Sen. John McCain met with the Des Moines Register’s editorial board this week and had this to say about health care. A Register editorial board writer asked whether he had always been covered, in his adult life, by taxpayer-funded health coverage, whether as a veteran, Congressman or senior over 65.
“You know that’s an interesting statement, isn’t it? Um, so, and I have never been an astronaut, but I think I know the challenges of space. And I have never done a lot of things in my life that I think I am familiar with. I’ve always been a free enterprise person who thinks that families make the best choices for themselves and their future. That’s a dramatically different philosophy than my Democrat friends, in my view. who think that government is the answer. Sen. Obama wants to create a huge health care bureaucracy for America. We’ve seen that movie before. So the answer is that most of my life, in serving my country I have had health care. I did go a period of time where the health care wasn’t very good.”
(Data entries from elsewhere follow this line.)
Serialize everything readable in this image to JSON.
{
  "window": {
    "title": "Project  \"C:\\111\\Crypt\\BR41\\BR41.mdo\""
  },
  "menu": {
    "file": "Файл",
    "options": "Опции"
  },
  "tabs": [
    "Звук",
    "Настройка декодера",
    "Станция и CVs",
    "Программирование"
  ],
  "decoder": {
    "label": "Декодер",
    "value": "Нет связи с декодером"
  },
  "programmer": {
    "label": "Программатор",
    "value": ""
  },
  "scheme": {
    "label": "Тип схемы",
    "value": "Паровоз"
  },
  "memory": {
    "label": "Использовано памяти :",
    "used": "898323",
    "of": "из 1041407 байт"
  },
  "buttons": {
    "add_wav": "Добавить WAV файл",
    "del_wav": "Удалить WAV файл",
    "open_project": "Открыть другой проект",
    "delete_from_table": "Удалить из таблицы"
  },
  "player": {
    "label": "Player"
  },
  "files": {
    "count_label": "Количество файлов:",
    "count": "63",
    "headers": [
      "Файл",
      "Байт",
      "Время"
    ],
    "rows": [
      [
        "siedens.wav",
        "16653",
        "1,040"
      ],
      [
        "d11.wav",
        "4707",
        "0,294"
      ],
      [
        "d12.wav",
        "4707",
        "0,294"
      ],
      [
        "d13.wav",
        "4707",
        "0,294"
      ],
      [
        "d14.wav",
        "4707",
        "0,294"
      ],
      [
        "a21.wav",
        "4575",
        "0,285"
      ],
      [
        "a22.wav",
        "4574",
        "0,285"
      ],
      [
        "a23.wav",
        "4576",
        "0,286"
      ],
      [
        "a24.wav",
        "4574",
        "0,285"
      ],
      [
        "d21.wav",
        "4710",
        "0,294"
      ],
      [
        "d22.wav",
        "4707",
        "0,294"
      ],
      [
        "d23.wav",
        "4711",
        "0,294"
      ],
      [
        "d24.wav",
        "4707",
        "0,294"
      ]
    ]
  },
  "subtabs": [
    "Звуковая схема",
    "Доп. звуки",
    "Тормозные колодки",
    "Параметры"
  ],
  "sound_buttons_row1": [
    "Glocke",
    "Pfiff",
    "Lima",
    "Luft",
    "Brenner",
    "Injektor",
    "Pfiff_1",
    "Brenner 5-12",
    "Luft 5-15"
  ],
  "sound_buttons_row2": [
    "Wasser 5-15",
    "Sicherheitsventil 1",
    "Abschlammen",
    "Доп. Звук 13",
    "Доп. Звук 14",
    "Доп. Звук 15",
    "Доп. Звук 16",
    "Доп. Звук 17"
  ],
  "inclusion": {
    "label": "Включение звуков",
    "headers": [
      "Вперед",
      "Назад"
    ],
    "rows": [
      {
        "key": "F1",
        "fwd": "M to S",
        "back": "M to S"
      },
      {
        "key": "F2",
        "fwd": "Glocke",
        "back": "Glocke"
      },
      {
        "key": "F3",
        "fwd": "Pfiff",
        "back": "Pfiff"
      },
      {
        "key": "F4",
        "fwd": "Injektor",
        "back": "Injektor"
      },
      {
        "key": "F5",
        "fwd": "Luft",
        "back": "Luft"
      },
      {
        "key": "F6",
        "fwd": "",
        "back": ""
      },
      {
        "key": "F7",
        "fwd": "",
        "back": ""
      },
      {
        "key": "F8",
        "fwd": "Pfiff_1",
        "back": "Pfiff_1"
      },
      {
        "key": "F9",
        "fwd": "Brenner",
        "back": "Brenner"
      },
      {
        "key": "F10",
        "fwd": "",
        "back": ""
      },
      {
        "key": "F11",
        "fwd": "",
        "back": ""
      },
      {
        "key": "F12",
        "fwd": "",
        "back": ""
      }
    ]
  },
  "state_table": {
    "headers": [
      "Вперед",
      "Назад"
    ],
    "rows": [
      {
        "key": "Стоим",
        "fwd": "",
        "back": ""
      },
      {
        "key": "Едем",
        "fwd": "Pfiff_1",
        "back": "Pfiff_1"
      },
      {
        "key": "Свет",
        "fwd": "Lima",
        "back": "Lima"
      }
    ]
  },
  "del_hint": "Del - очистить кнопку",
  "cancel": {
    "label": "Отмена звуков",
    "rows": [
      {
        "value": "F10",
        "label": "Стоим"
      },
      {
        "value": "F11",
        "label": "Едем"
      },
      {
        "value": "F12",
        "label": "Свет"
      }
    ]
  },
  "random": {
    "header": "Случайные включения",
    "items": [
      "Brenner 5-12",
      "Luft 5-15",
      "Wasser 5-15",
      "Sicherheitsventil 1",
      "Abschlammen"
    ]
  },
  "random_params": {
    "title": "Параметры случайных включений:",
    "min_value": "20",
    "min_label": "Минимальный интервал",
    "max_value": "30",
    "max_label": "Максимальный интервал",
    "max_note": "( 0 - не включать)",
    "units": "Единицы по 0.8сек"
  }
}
I take particular umbrage to this part: “I’ve always been a free enterprise person who thinks that families make the best choices for themselves and their future.”
McCain’s health care plan would provide refundable tax credits for individuals or families to buy insurance, but also count as income what a family’s employer pays for their insurance. Taxing what employers pay for health insurance would actively discourage health insurance through work.
Job-based insurance is an important part of our current system, extending coverage to 61% of Americans. Job-based coverage allows workers to join an insurance pool, which is their employer. Employers can leverage lower rates, unlike a person out on their own in the insurance market.
In the individual insurance market — which is where Americans will be forced to hunt for coverage if their employer shirks that duty — consumers choices will be:
- expensive comprehensive coverage
- slightly less expensive coverage that leaves my family exposed should anything happen
- nothing at all.
That’s not a real choice. Especially in the world of insurance where anything goes — where not everyone can be assured that they’d be able to get coverage, somehow, or that the coverage is actually meaningful (like covering doctors visits, prescription drugs, hospital visits, cancer screenings — basic health care.)
Hasn’t this economic meltdown taught him anything?